Directions:
Everything from the line with "Parse this screenshot: output" to the end of the data below must be returned exactly as it is, and nothing besides.

Study material:

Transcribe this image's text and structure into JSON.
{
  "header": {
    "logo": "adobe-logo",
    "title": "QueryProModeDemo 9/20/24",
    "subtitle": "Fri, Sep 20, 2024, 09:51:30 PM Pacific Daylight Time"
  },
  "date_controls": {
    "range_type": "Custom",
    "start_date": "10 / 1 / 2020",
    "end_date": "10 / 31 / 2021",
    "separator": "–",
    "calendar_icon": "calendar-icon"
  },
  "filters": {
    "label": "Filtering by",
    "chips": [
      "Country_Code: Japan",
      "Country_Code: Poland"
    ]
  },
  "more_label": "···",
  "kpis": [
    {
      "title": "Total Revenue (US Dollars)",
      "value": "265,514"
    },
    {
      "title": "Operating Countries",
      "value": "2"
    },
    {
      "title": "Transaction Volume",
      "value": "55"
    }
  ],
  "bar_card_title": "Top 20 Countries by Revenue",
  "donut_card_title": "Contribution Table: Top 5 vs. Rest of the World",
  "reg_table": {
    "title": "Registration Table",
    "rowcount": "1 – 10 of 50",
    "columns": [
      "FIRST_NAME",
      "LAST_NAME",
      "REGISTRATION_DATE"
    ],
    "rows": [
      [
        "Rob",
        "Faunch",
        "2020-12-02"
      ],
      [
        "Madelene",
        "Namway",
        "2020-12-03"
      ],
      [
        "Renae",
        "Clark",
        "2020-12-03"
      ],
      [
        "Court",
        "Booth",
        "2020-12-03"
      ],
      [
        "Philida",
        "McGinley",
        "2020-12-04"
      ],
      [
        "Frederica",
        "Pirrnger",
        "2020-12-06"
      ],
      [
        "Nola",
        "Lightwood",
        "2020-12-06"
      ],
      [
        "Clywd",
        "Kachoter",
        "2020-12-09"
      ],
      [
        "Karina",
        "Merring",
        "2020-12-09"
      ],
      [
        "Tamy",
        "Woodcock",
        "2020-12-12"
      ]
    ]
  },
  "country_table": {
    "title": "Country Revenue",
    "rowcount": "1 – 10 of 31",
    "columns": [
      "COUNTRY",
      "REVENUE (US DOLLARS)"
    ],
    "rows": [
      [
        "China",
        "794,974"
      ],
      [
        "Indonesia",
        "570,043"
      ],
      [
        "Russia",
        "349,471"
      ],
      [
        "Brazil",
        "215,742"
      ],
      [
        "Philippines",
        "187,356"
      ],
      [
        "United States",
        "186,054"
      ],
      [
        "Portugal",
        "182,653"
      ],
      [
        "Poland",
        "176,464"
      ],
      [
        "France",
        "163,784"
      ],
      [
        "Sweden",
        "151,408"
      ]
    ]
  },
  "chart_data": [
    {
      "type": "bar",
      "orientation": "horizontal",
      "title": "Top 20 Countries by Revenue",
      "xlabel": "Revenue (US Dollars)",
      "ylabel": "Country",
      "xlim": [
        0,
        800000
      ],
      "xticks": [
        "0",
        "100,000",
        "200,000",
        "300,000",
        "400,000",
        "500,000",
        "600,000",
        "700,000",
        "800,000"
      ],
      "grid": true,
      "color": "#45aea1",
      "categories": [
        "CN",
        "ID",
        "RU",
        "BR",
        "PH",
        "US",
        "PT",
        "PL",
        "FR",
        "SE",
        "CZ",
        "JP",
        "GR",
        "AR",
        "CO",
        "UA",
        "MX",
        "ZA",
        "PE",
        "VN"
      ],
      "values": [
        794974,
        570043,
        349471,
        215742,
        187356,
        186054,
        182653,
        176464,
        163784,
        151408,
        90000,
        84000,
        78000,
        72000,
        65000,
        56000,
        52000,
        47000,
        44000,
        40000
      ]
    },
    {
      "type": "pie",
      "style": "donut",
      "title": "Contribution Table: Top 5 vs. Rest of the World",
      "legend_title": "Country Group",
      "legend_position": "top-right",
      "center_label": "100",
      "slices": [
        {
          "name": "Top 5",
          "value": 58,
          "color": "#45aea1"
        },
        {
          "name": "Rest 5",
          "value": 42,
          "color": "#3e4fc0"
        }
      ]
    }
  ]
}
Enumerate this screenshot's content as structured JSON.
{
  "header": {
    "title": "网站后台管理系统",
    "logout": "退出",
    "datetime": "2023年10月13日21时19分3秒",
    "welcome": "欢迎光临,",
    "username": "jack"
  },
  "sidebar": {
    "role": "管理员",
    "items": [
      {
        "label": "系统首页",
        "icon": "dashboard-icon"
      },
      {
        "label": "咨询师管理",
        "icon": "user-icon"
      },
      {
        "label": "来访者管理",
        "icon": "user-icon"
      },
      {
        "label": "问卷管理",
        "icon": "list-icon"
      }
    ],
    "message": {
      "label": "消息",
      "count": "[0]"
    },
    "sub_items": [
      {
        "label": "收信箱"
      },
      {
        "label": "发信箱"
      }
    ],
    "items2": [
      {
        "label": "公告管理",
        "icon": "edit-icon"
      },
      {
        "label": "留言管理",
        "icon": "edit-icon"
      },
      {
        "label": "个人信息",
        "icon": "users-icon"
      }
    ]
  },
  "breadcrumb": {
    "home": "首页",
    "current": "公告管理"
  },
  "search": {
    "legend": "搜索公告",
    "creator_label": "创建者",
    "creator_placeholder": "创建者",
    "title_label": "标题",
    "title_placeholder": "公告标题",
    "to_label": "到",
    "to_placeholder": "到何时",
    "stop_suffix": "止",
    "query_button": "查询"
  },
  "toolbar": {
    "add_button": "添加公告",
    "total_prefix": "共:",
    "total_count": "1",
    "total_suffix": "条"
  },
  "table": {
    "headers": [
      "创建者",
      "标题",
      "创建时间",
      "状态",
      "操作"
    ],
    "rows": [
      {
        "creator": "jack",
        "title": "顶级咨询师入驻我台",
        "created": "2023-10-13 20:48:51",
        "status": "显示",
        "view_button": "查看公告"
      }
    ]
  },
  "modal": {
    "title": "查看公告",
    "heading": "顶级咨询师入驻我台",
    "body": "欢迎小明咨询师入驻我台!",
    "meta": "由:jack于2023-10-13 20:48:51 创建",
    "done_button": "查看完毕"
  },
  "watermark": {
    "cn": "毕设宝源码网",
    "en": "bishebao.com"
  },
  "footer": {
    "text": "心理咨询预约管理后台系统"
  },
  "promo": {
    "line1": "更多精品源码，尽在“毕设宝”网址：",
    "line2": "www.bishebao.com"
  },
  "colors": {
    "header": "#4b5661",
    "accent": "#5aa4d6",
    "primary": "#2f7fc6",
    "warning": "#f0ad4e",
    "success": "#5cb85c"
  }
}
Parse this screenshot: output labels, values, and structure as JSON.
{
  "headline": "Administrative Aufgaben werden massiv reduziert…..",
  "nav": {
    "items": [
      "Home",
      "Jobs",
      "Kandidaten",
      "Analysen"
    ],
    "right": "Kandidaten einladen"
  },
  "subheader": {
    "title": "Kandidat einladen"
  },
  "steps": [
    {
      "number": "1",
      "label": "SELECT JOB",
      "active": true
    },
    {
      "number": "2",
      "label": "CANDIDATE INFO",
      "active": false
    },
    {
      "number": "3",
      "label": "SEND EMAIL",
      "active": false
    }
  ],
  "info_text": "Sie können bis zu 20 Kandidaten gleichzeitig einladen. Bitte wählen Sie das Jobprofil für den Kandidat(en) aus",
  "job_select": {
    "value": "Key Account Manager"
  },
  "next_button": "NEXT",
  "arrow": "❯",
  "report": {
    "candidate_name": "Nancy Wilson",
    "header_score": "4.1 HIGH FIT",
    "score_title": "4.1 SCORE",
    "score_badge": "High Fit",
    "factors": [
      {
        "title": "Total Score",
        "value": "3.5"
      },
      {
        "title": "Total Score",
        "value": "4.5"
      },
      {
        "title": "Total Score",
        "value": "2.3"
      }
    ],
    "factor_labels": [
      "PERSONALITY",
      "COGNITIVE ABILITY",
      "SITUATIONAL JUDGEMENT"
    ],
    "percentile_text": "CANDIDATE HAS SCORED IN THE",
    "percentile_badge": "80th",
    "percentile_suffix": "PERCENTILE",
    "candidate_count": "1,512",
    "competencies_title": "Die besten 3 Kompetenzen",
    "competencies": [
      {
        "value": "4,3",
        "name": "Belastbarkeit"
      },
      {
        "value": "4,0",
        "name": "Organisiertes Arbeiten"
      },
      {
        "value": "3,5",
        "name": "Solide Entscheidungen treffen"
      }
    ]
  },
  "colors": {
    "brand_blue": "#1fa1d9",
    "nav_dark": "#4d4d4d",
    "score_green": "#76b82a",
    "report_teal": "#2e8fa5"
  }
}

Exercise solution:
Parse this screenshot: output labels, values, and structure as JSON.
{
  "headline": "Administrative Aufgaben werden massiv reduziert…..",
  "nav": {
    "items": [
      "Home",
      "Jobs",
      "Kandidaten",
      "Analysen"
    ],
    "right": "Kandidaten einladen"
  },
  "subheader": {
    "title": "Kandidat einladen"
  },
  "steps": [
    {
      "number": "1",
      "label": "SELECT JOB",
      "active": true
    },
    {
      "number": "2",
      "label": "CANDIDATE INFO",
      "active": false
    },
    {
      "number": "3",
      "label": "SEND EMAIL",
      "active": false
    }
  ],
  "info_text": "Sie können bis zu 20 Kandidaten gleichzeitig einladen. Bitte wählen Sie das Jobprofil für den Kandidat(en) aus",
  "job_select": {
    "value": "Key Account Manager"
  },
  "next_button": "NEXT",
  "arrow": "❯",
  "report": {
    "candidate_name": "Nancy Wilson",
    "header_score": "4.1 HIGH FIT",
    "score_title": "4.1 SCORE",
    "score_badge": "High Fit",
    "factors": [
      {
        "title": "Total Score",
        "value": "3.5"
      },
      {
        "title": "Total Score",
        "value": "4.5"
      },
      {
        "title": "Total Score",
        "value": "2.3"
      }
    ],
    "factor_labels": [
      "PERSONALITY",
      "COGNITIVE ABILITY",
      "SITUATIONAL JUDGEMENT"
    ],
    "percentile_text": "CANDIDATE HAS SCORED IN THE",
    "percentile_badge": "80th",
    "percentile_suffix": "PERCENTILE",
    "candidate_count": "1,512",
    "competencies_title": "Die besten 3 Kompetenzen",
    "competencies": [
      {
        "value": "4,3",
        "name": "Belastbarkeit"
      },
      {
        "value": "4,0",
        "name": "Organisiertes Arbeiten"
      },
      {
        "value": "3,5",
        "name": "Solide Entscheidungen treffen"
      }
    ]
  },
  "colors": {
    "brand_blue": "#1fa1d9",
    "nav_dark": "#4d4d4d",
    "score_green": "#76b82a",
    "report_teal": "#2e8fa5"
  }
}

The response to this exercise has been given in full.